### Brief
Lines with "grey": how many are there in the listing below? Reply with the number only.

==================================================

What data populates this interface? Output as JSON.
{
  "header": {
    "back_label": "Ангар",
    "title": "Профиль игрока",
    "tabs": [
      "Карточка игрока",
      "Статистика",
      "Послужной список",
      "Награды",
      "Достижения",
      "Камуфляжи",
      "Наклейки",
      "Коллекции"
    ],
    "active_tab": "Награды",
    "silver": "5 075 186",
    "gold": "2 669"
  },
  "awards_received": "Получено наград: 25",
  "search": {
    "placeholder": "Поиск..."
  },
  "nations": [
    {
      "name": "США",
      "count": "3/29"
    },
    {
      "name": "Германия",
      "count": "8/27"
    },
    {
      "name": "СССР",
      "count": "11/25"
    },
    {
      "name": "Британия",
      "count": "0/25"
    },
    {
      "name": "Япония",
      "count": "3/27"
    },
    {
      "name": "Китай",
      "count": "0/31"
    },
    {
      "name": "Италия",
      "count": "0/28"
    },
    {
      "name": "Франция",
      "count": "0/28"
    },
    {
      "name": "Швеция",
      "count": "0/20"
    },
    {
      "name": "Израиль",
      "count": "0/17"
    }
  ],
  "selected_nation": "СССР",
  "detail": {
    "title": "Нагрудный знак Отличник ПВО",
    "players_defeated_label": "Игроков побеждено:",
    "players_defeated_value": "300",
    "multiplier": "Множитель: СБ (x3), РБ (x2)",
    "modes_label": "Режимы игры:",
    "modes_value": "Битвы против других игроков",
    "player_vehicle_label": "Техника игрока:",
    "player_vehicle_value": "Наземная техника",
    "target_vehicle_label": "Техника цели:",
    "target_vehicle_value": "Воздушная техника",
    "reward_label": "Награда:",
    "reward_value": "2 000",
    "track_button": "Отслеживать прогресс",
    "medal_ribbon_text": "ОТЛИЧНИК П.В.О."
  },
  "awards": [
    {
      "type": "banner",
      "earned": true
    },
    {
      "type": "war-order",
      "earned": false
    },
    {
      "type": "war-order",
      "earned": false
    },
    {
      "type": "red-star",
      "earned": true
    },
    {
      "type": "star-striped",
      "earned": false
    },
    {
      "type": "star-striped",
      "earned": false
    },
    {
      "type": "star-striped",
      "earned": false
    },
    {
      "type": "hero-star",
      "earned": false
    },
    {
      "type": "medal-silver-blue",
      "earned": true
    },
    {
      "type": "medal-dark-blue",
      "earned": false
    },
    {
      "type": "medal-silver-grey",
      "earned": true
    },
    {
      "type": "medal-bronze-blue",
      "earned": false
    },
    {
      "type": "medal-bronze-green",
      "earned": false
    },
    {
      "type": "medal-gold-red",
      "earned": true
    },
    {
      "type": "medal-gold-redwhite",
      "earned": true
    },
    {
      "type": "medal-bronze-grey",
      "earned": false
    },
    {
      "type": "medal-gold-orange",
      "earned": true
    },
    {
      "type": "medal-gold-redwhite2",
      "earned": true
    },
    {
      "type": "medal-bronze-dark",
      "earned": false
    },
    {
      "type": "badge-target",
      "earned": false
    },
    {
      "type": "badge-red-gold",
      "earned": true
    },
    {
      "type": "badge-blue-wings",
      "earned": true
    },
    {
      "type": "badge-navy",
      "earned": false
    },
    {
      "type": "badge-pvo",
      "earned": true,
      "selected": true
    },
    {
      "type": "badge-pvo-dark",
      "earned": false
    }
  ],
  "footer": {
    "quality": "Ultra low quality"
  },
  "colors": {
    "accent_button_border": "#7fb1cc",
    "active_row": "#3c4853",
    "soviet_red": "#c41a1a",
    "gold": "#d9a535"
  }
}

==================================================

### Answer space
2